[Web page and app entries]
______________________________

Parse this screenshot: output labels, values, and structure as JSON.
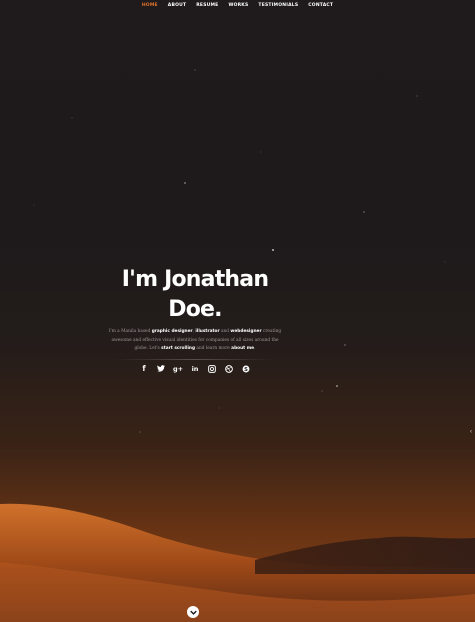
{
  "nav": {
    "items": [
      {
        "label": "Home",
        "active": true
      },
      {
        "label": "About",
        "active": false
      },
      {
        "label": "Resume",
        "active": false
      },
      {
        "label": "Works",
        "active": false
      },
      {
        "label": "Testimonials",
        "active": false
      },
      {
        "label": "Contact",
        "active": false
      }
    ],
    "active_color": "#e0742c"
  },
  "hero": {
    "title": "I'm Jonathan Doe.",
    "intro": {
      "t1": "I'm a Manila based ",
      "b1": "graphic designer",
      "t2": ", ",
      "b2": "illustrator",
      "t3": " and ",
      "b3": "webdesigner",
      "t4": " creating awesome and effective visual identities for companies of all sizes around the globe. Let's ",
      "b4": "start scrolling",
      "t5": " and learn more ",
      "b5": "about me",
      "t6": "."
    }
  },
  "social": [
    {
      "icon": "facebook-icon",
      "glyph": "f"
    },
    {
      "icon": "twitter-icon",
      "glyph": "🐦"
    },
    {
      "icon": "google-plus-icon",
      "glyph": "g+"
    },
    {
      "icon": "linkedin-icon",
      "glyph": "in"
    },
    {
      "icon": "instagram-icon",
      "glyph": "◎"
    },
    {
      "icon": "dribbble-icon",
      "glyph": "⊛"
    },
    {
      "icon": "skype-icon",
      "glyph": "S"
    }
  ],
  "scroll_down_icon": "chevron-down-icon",
  "colors": {
    "background": "#1d1a1b",
    "dune": "#b85a20"
  }
}
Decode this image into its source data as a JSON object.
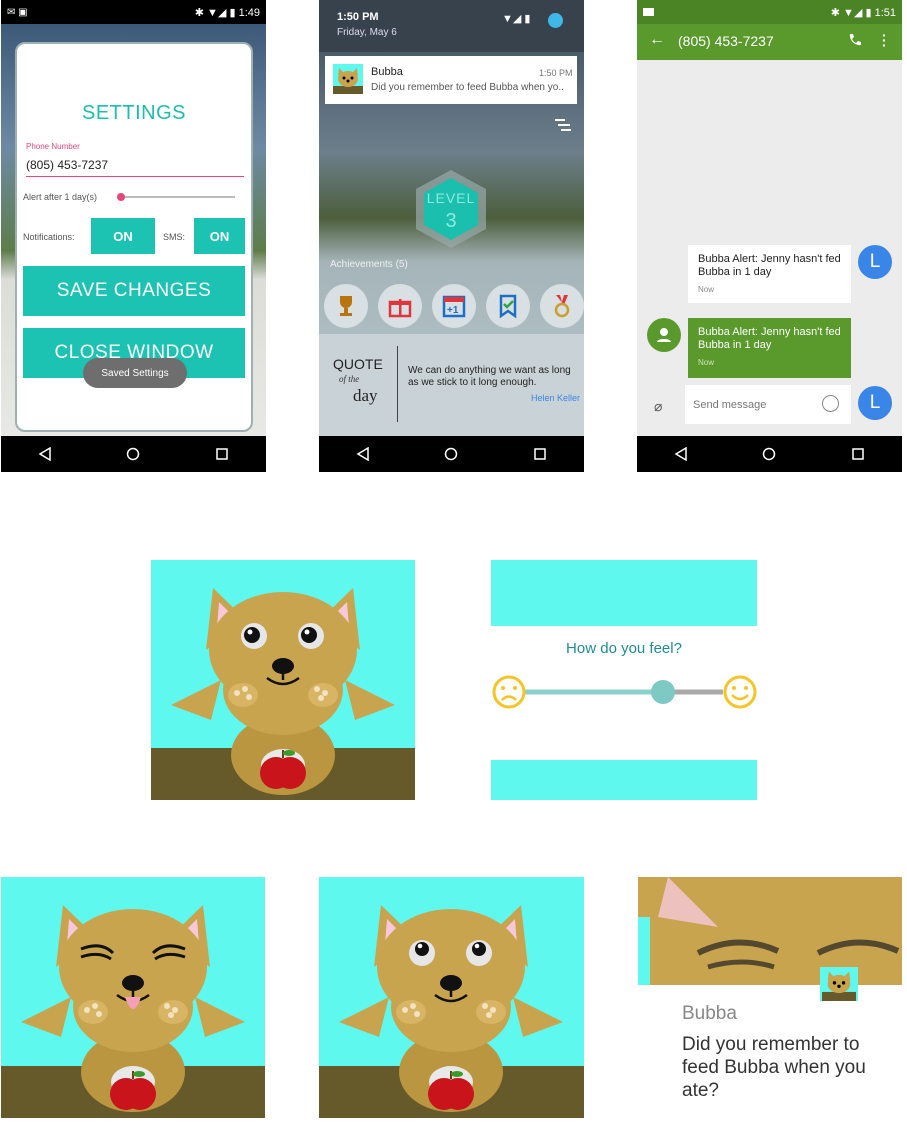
{
  "phone1": {
    "status": {
      "time": "1:49"
    },
    "dialog": {
      "title": "SETTINGS",
      "phone_label": "Phone Number",
      "phone_value": "(805) 453-7237",
      "alert_label": "Alert after 1 day(s)",
      "alert_value_days": 1,
      "notifications_label": "Notifications:",
      "notifications_toggle": "ON",
      "sms_label": "SMS:",
      "sms_toggle": "ON",
      "save_label": "SAVE CHANGES",
      "close_label": "CLOSE WINDOW"
    },
    "toast": "Saved Settings"
  },
  "phone2": {
    "shade": {
      "time": "1:50 PM",
      "date": "Friday, May 6"
    },
    "notification": {
      "app": "Bubba",
      "time": "1:50 PM",
      "text": "Did you remember to feed Bubba when yo.."
    },
    "level": {
      "label": "LEVEL",
      "value": "3"
    },
    "achievements_label": "Achievements (5)",
    "achievement_icons": [
      "trophy-icon",
      "gift-icon",
      "calendar-plus-one-icon",
      "bookmark-check-icon",
      "medal-icon"
    ],
    "quote": {
      "title_line1": "QUOTE",
      "title_line2": "of the",
      "title_line3": "day",
      "text": "We can do anything we want as long as we stick to it long enough.",
      "author": "Helen Keller"
    }
  },
  "phone3": {
    "status": {
      "time": "1:51"
    },
    "toolbar": {
      "title": "(805) 453-7237"
    },
    "messages": [
      {
        "text": "Bubba Alert: Jenny hasn't fed Bubba in 1 day",
        "time": "Now",
        "direction": "incoming",
        "avatar": "L"
      },
      {
        "text": "Bubba Alert: Jenny hasn't fed Bubba in 1 day",
        "time": "Now",
        "direction": "outgoing"
      }
    ],
    "compose": {
      "placeholder": "Send message",
      "avatar": "L"
    }
  },
  "feel": {
    "question": "How do you feel?",
    "slider_value": 0.75
  },
  "wear": {
    "app": "Bubba",
    "message": "Did you remember to feed Bubba when you ate?"
  },
  "colors": {
    "teal": "#1cc3b2",
    "pink": "#e8457e",
    "sms_green": "#5a9a2c",
    "cyan_bg": "#5ff8ef",
    "dog": "#c9a44f"
  }
}
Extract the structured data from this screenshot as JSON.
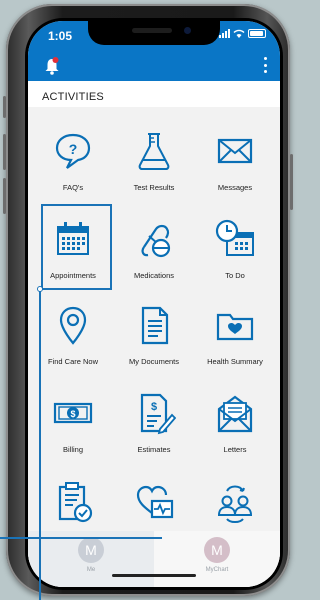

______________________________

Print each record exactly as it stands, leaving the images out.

**Your response**
Parse this screenshot: output labels, values, and structure as JSON.
{
  "nav": {
    "items": [
      {
        "label": "Home",
        "active": true
      },
      {
        "label": "About",
        "active": false
      },
      {
        "label": "Resume",
        "active": false
      },
      {
        "label": "Works",
        "active": false
      },
      {
        "label": "Testimonials",
        "active": false
      },
      {
        "label": "Contact",
        "active": false
      }
    ],
    "active_color": "#e0742c"
  },
  "hero": {
    "title": "I'm Jonathan Doe.",
    "intro": {
      "t1": "I'm a Manila based ",
      "b1": "graphic designer",
      "t2": ", ",
      "b2": "illustrator",
      "t3": " and ",
      "b3": "webdesigner",
      "t4": " creating awesome and effective visual identities for companies of all sizes around the globe. Let's ",
      "b4": "start scrolling",
      "t5": " and learn more ",
      "b5": "about me",
      "t6": "."
    }
  },
  "social": [
    {
      "icon": "facebook-icon",
      "glyph": "f"
    },
    {
      "icon": "twitter-icon",
      "glyph": "🐦"
    },
    {
      "icon": "google-plus-icon",
      "glyph": "g+"
    },
    {
      "icon": "linkedin-icon",
      "glyph": "in"
    },
    {
      "icon": "instagram-icon",
      "glyph": "◎"
    },
    {
      "icon": "dribbble-icon",
      "glyph": "⊛"
    },
    {
      "icon": "skype-icon",
      "glyph": "S"
    }
  ],
  "scroll_down_icon": "chevron-down-icon",
  "colors": {
    "background": "#1d1a1b",
    "dune": "#b85a20"
  }
}
Decode this image into its source data as a JSON object.
{
  "phone1": {
    "status": {
      "time": "1:49"
    },
    "dialog": {
      "title": "SETTINGS",
      "phone_label": "Phone Number",
      "phone_value": "(805) 453-7237",
      "alert_label": "Alert after 1 day(s)",
      "alert_value_days": 1,
      "notifications_label": "Notifications:",
      "notifications_toggle": "ON",
      "sms_label": "SMS:",
      "sms_toggle": "ON",
      "save_label": "SAVE CHANGES",
      "close_label": "CLOSE WINDOW"
    },
    "toast": "Saved Settings"
  },
  "phone2": {
    "shade": {
      "time": "1:50 PM",
      "date": "Friday, May 6"
    },
    "notification": {
      "app": "Bubba",
      "time": "1:50 PM",
      "text": "Did you remember to feed Bubba when yo.."
    },
    "level": {
      "label": "LEVEL",
      "value": "3"
    },
    "achievements_label": "Achievements (5)",
    "achievement_icons": [
      "trophy-icon",
      "gift-icon",
      "calendar-plus-one-icon",
      "bookmark-check-icon",
      "medal-icon"
    ],
    "quote": {
      "title_line1": "QUOTE",
      "title_line2": "of the",
      "title_line3": "day",
      "text": "We can do anything we want as long as we stick to it long enough.",
      "author": "Helen Keller"
    }
  },
  "phone3": {
    "status": {
      "time": "1:51"
    },
    "toolbar": {
      "title": "(805) 453-7237"
    },
    "messages": [
      {
        "text": "Bubba Alert: Jenny hasn't fed Bubba in 1 day",
        "time": "Now",
        "direction": "incoming",
        "avatar": "L"
      },
      {
        "text": "Bubba Alert: Jenny hasn't fed Bubba in 1 day",
        "time": "Now",
        "direction": "outgoing"
      }
    ],
    "compose": {
      "placeholder": "Send message",
      "avatar": "L"
    }
  },
  "feel": {
    "question": "How do you feel?",
    "slider_value": 0.75
  },
  "wear": {
    "app": "Bubba",
    "message": "Did you remember to feed Bubba when you ate?"
  },
  "colors": {
    "teal": "#1cc3b2",
    "pink": "#e8457e",
    "sms_green": "#5a9a2c",
    "cyan_bg": "#5ff8ef",
    "dog": "#c9a44f"
  }
}
Extract the structured data from this screenshot as JSON.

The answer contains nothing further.